    power price dynamics, such as negative power prices.

    In the long term, the depressive effect of RES on power prices represents a more structural issue

    as power prices will be on average lower than in the previous equilibrium, and with growing shares of

    renewables, will become more volatile. This might lead to a vicious circle as renewables depress power

    prices and therefore create the necessity to continue supporting renewables to reach the targets. As

    the share of RES technologies with low variable costs increases, the role of marginal costs pricing as the

    pillar of electricity markets will therefore have to be revised.

    The ETS was championed by the European Commission as the centerpiece of European policy

    toward a decarbonized energy mix, but is has become a “residual market” for carbon abatement in the

    power sector as policies in support of renewables or nuclear have been the prime drivers of power

    sector investments over the past decade in Europe. ETS prices have been trading below 10€/tCO2 for

    the past couple of years, well below the implied switching price between coal and gas fired generation

    (about 40€/tCO2), and an order of magnitude lower than the kind of carbon prices that are needed to

    make investment in clean technologies competitive. Going forward a strong ETS with a significant

    carbon price will be a decisive element to support power prices and close the gap with the costs of

    renewables technologies.

     Second order issues: incomplete electricity markets and the missing price signals

    The “second order” issues relate to the “intrinsic weaknesses” and the incomplete nature of

    current electricity markets in Europe. Twenty years after the start of liberalization, the evidence is

    mixed regarding the achievements of liberalized power markets.
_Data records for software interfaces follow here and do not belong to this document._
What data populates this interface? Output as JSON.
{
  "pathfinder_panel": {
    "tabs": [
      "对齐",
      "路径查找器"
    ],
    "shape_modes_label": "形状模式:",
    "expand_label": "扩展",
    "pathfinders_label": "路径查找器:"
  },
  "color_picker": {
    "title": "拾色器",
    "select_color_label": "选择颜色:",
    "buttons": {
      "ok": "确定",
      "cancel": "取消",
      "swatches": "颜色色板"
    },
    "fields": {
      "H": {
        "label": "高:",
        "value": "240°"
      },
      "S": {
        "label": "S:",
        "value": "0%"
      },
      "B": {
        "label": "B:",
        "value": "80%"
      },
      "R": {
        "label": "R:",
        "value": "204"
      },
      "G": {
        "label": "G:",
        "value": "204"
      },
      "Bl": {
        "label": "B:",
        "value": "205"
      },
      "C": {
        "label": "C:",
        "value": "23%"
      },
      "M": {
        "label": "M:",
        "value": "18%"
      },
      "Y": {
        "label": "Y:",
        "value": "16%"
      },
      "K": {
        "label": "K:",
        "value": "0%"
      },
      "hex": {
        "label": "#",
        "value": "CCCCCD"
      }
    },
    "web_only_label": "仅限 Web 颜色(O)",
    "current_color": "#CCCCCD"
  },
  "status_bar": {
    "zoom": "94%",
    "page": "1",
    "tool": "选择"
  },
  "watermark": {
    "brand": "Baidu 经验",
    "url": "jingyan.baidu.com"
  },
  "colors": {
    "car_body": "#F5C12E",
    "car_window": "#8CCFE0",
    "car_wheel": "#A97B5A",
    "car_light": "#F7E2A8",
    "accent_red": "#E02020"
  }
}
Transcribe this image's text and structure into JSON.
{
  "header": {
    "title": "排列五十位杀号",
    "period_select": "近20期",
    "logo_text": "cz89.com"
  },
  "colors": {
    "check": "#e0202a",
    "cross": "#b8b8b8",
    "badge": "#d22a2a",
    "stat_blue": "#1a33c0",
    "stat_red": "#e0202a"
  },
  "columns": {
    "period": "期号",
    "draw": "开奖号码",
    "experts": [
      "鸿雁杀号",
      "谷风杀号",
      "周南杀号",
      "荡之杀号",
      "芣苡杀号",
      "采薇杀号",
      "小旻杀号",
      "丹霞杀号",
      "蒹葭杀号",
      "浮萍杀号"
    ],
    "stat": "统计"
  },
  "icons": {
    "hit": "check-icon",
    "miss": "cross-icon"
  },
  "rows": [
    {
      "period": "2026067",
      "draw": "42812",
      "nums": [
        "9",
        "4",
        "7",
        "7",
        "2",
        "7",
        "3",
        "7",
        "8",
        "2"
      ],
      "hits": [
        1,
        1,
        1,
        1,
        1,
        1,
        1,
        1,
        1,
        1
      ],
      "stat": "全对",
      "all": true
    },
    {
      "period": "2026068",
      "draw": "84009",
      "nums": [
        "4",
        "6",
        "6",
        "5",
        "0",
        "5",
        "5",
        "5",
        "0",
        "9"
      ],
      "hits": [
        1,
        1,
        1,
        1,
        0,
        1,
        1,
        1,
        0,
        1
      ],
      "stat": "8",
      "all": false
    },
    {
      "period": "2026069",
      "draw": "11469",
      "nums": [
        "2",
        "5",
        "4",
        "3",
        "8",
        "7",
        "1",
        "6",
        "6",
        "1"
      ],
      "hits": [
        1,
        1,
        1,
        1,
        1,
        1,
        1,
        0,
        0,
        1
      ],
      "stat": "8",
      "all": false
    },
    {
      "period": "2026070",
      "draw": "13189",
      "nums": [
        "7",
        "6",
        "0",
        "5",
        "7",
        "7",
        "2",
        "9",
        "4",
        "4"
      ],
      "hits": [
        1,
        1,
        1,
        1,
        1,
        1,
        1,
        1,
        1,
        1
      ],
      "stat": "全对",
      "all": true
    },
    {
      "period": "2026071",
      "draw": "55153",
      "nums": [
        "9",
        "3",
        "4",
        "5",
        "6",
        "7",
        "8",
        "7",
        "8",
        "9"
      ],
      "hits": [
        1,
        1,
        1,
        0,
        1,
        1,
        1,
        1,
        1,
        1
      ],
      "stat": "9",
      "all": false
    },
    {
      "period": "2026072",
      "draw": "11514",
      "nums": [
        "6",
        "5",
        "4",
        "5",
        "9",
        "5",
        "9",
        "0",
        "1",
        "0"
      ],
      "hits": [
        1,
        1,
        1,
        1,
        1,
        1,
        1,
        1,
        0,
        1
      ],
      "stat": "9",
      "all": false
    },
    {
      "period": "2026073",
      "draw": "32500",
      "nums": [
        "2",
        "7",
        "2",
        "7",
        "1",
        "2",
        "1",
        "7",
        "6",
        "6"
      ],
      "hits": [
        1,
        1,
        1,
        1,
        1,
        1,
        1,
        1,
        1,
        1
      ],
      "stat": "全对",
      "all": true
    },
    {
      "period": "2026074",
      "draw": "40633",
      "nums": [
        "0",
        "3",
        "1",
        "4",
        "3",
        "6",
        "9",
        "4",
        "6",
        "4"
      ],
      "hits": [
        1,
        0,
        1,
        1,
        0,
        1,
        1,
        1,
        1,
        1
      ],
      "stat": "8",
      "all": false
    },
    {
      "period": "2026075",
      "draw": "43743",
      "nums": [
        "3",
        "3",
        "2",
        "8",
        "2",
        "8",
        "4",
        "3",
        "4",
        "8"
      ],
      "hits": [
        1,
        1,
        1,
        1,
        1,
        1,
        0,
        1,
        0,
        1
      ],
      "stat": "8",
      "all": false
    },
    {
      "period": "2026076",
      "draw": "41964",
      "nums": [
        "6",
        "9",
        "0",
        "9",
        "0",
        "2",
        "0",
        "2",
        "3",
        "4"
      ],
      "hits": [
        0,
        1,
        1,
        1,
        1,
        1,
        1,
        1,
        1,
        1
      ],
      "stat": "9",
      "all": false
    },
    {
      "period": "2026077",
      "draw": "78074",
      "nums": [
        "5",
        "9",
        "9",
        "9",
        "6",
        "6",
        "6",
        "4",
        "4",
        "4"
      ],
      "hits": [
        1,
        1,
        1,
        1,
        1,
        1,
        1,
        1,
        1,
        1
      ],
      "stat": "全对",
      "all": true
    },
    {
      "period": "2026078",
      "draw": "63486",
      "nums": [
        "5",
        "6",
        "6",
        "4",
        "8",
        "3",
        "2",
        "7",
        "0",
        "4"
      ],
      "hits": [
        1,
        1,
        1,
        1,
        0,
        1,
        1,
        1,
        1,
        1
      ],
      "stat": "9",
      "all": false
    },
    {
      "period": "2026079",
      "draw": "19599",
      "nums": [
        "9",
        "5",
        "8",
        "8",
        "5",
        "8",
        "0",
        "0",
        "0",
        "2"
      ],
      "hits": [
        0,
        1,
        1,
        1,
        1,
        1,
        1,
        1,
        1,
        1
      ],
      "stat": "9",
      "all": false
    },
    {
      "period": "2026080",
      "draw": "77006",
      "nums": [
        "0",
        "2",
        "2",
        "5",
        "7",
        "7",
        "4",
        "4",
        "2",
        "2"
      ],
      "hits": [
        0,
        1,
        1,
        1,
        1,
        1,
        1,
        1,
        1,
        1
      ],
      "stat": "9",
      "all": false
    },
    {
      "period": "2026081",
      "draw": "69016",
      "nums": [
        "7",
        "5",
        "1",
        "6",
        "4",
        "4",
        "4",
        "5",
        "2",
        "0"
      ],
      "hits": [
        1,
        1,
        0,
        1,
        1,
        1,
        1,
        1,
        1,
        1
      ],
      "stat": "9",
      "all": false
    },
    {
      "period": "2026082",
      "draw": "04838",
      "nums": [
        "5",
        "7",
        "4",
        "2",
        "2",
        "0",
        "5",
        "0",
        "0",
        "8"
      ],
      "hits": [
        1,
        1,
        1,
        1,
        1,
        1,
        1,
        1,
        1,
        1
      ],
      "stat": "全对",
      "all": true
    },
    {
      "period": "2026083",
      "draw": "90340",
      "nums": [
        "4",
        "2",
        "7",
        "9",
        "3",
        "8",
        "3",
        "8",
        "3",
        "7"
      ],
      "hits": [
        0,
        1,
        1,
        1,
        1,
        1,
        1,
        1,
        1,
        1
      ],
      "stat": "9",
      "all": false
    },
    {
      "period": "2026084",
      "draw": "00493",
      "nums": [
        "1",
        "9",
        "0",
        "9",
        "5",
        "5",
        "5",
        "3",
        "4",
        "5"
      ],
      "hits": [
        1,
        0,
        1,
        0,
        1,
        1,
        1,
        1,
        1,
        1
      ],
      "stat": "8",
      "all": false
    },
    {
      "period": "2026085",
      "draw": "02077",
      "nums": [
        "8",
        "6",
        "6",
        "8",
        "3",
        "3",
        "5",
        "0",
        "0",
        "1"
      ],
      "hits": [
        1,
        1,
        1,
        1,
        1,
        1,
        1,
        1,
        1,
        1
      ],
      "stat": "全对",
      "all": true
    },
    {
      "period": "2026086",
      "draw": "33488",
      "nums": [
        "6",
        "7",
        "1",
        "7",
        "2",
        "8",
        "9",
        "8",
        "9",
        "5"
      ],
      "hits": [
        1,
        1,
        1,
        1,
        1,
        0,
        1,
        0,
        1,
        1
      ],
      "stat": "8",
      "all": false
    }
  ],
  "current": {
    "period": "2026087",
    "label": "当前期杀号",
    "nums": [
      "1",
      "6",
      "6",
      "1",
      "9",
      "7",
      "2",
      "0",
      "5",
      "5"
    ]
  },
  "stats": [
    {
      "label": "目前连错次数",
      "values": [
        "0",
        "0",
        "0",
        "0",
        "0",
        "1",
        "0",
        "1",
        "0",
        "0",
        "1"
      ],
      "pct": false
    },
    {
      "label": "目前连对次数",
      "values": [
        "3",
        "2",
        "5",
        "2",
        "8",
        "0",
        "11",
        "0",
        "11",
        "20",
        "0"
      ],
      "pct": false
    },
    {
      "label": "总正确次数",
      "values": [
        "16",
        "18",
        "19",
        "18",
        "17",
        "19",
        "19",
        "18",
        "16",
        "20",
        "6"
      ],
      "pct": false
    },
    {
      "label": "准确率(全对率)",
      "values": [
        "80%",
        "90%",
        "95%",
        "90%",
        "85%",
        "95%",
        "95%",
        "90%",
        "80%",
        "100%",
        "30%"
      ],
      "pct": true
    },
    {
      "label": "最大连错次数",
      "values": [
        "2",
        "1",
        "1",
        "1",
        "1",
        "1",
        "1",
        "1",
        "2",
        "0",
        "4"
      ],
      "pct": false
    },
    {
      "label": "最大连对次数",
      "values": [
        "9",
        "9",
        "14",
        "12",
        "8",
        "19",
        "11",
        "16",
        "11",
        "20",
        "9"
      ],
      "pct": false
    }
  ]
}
Significant progress has been made

    toward integrating separate national markets, as many barriers to cross border trade have been

    removed, to the benefit of European consumers. The Third Energy package passed in 2009 represented

    a key milestone, and set forward a plan to implement a Target Model for electricity and